Dispatch: Nothing Promising
They're calling it "de-escalation"...
This week Russian deputy defense minister announced that the army will “drastically reduce combat operations” around Kiev and the northern city of Chernhiv in a withdrawal that they are pains to clarify is not a cease-fire. According the British Intelligence this look a great deal like a forced retreat ahead of advancing Ukrainian resistance. US Military observers see a “redeployment” of troops.
Whatever they are calling it, the Russians are still shelling Chernhiv eight ways from Sunday.

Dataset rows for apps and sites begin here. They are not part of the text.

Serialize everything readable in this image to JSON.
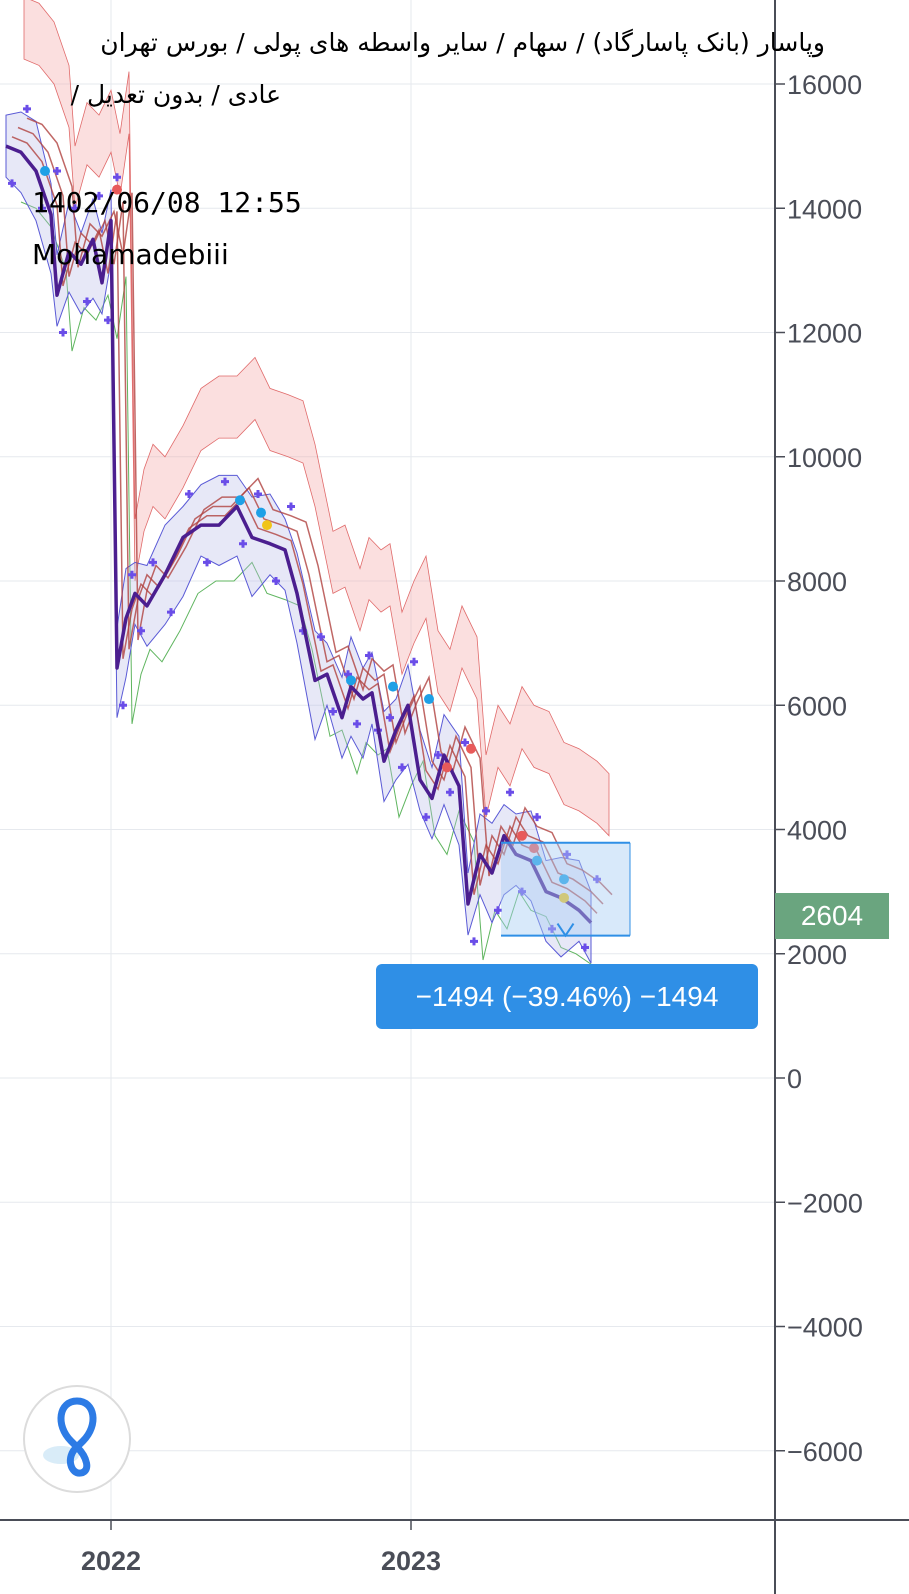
{
  "header": {
    "title_line1": "وپاسار (بانک پاسارگاد) / سهام / سایر واسطه های پولی / بورس تهران",
    "title_line2": "عادی / بدون تعدیل /",
    "datetime": "1402/06/08 12:55",
    "author": "Mohamadebiii"
  },
  "price_badge": {
    "value": "2604",
    "color": "#6aa57f"
  },
  "measurement": {
    "label": "−1494 (−39.46%) −1494",
    "change": -1494,
    "change_percent": -39.46,
    "from_price": 3786,
    "to_price": 2292,
    "color": "#2f8fe6"
  },
  "colors": {
    "price": "#4b1e8f",
    "psar": "#6a4de8",
    "cloud_red": "#f3a3a3",
    "cloud_green": "#8fd08f",
    "bollinger": "#5a5ad6",
    "moving_avg": "#b0413e",
    "grid": "#e6e9ee",
    "axis": "#4a4d57"
  },
  "logo": {
    "icon": "app-logo-icon"
  },
  "chart_data": {
    "type": "line",
    "title": "وپاسار (بانک پاسارگاد) / سهام / سایر واسطه های پولی / بورس تهران",
    "ylim": [
      -7000,
      17000
    ],
    "yticks": [
      16000,
      14000,
      12000,
      10000,
      8000,
      6000,
      4000,
      2000,
      0,
      -2000,
      -4000,
      -6000
    ],
    "xticks": [
      "2022",
      "2023"
    ],
    "grid": true,
    "last_price": 2604,
    "series": [
      {
        "values": [
          [
            2021.65,
            15000
          ],
          [
            2021.7,
            14900
          ],
          [
            2021.75,
            14600
          ],
          [
            2021.8,
            13900
          ],
          [
            2021.82,
            12600
          ],
          [
            2021.86,
            13300
          ],
          [
            2021.9,
            13100
          ],
          [
            2021.94,
            13500
          ],
          [
            2021.97,
            12800
          ],
          [
            2022.0,
            13800
          ],
          [
            2022.02,
            6600
          ],
          [
            2022.05,
            7400
          ],
          [
            2022.08,
            7800
          ],
          [
            2022.12,
            7600
          ],
          [
            2022.18,
            8100
          ],
          [
            2022.24,
            8700
          ],
          [
            2022.3,
            8900
          ],
          [
            2022.36,
            8900
          ],
          [
            2022.42,
            9200
          ],
          [
            2022.47,
            8700
          ],
          [
            2022.53,
            8600
          ],
          [
            2022.58,
            8500
          ],
          [
            2022.62,
            7800
          ],
          [
            2022.68,
            6400
          ],
          [
            2022.72,
            6500
          ],
          [
            2022.77,
            5800
          ],
          [
            2022.8,
            6300
          ],
          [
            2022.84,
            6100
          ],
          [
            2022.87,
            6200
          ],
          [
            2022.91,
            5100
          ],
          [
            2022.95,
            5600
          ],
          [
            2022.99,
            6000
          ],
          [
            2023.03,
            4800
          ],
          [
            2023.07,
            4500
          ],
          [
            2023.11,
            5200
          ],
          [
            2023.16,
            4700
          ],
          [
            2023.19,
            2800
          ],
          [
            2023.23,
            3600
          ],
          [
            2023.27,
            3300
          ],
          [
            2023.31,
            3900
          ],
          [
            2023.35,
            3600
          ],
          [
            2023.4,
            3500
          ],
          [
            2023.45,
            3000
          ],
          [
            2023.5,
            2900
          ],
          [
            2023.56,
            2700
          ],
          [
            2023.6,
            2500
          ]
        ]
      }
    ]
  }
}
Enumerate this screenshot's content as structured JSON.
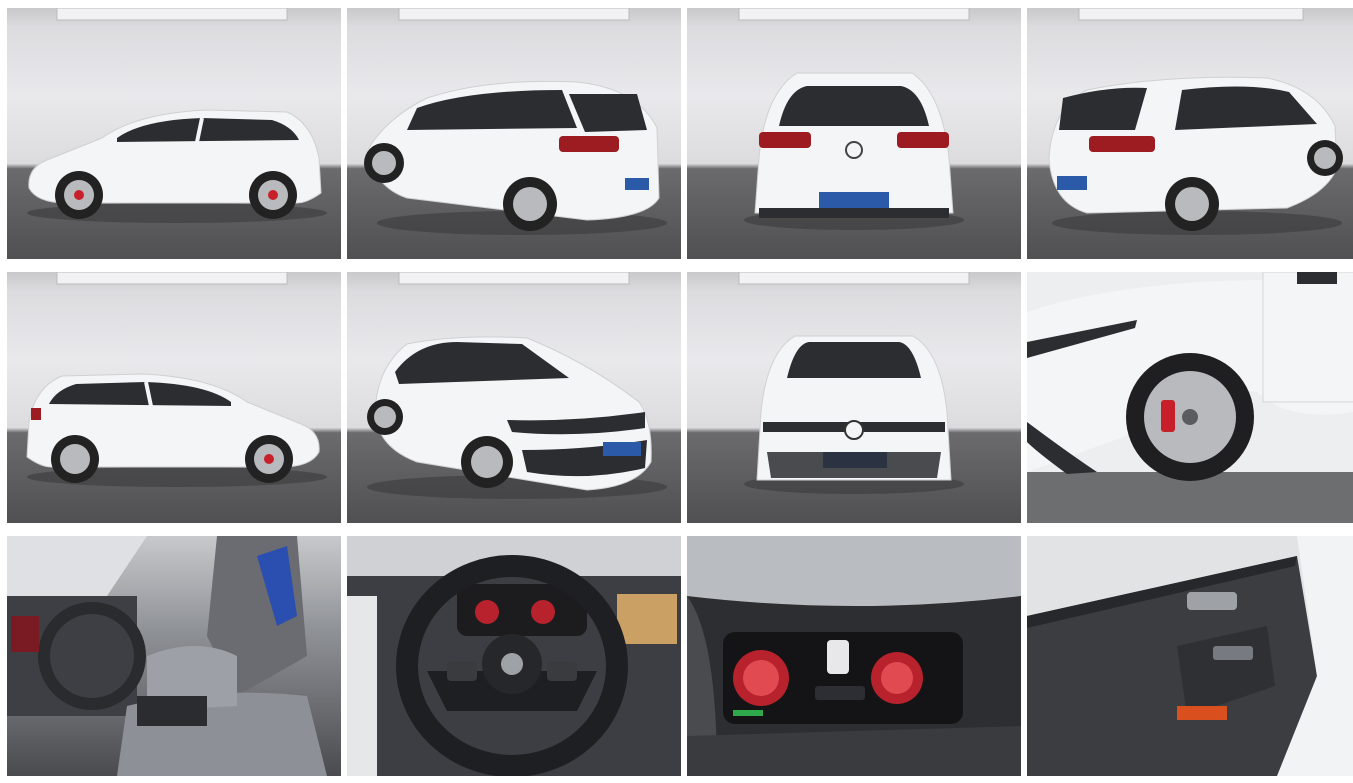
{
  "gallery": {
    "photos": [
      {
        "view": "side-left",
        "kind": "exterior"
      },
      {
        "view": "rear-three-quarter-left",
        "kind": "exterior"
      },
      {
        "view": "rear",
        "kind": "exterior"
      },
      {
        "view": "rear-three-quarter-right",
        "kind": "exterior"
      },
      {
        "view": "side-right",
        "kind": "exterior"
      },
      {
        "view": "front-three-quarter-left",
        "kind": "exterior"
      },
      {
        "view": "front",
        "kind": "exterior"
      },
      {
        "view": "front-wheel-detail",
        "kind": "detail"
      },
      {
        "view": "front-seats",
        "kind": "interior"
      },
      {
        "view": "steering-wheel",
        "kind": "interior"
      },
      {
        "view": "digital-cockpit",
        "kind": "interior"
      },
      {
        "view": "door-panel",
        "kind": "interior"
      }
    ]
  },
  "colors": {
    "car_body": "#f4f5f6",
    "studio_wall": "#e6e6e9",
    "studio_floor": "#555557",
    "caliper": "#c8202a",
    "taillight": "#9c1c22",
    "plate": "#2a5aa8"
  }
}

My years as a journalist and analyst has taught me one very counter-intuitive lesson about people: That lies will often tell you more about a thing than the straight truth. Lies are, for the most part, what we wish were true. They are aspirational, and they are very telling. On 26 February, two days after the invasion of Ukraine, the state-backed Russian news agency RIA Novastic accidently ran a pre-scheduled story with the headline “Ukraine has returned to Russia.” Which contained with the swell rhetorical: “Did someone in the old European capitals, in. Paris and Berlin, seriously believe that Moscow would give up Kiev?”
Another lesson I’ve learned is not to write out stories before they happen. Still, aspiration tells us a great deal about motivation. And motivation tells us a great deal about what’s coming next.
This conflict has been called the “Tik Tok War.” And why not? We live in a Tik Tok world. What makes this conflict novel is that it just may be the first one designed within that slick air of social media bullshit.* What is becoming clear from a series of high-level arrests in Moscow is that the war doesn’t seem to have been planned by the military at all. Planning likely came out of the Bowles of the FBS, the intelligence arm of the internal secret police, an organization with the single-minded skill set of intimidation and propaganda, but is a little light on conquest. It’s a strange place to plan a foreign war, but it does make sense in a paranoid former almost-a-spy sort of way. When your favorite tool is a hammer, everything looks like a nail. Which, in retrospect is the only way a military with all the advantages that Russia had could screw a war up this badly.
The reports of Ukraine’s return to Russia were greatly exaggerated. On the other hand, now that they’ve dug in, getting the Russians out by force is all but impossible. On 25 March Russia’s defense ministry was still calling that “special military operation” a success as it had achieved its war original war aim of liberating the Donbas region. Which doesn’t explain why the army is still pummeling that region into a ruin as well.
Everything being as wonderful as it is on social media, Russia insists that its retreat is a “de-escalation” to build trust, while strangely insisting that it not a cease fire, and therefore retains the right continue killing everyone. Vladimir Putin told French President Emmanuel Macron that to build the trust required to implement a cease-fire in the south of the country, the “militants” of Mariupol – another city the army has managed to destroy, but not take - need to lay down their arms so that a benevolent Russia can stop committing war-crimes against it.
You know, surrender. Which really is a geopolitical innovation. If my military history serves, in the past to get an unconditional surrender you had to actually be winning the war.
Back in reality, Russian spokesperson Dmitry Pekov said, in reference to the progress made at the latest round of peace talks in Istanbul “Nothing very promising.”
* I’m not being vulgar, Dr. Harry Frankfurt of Princeton University couldn’t come up with a better term, and he wrote the book on the subject.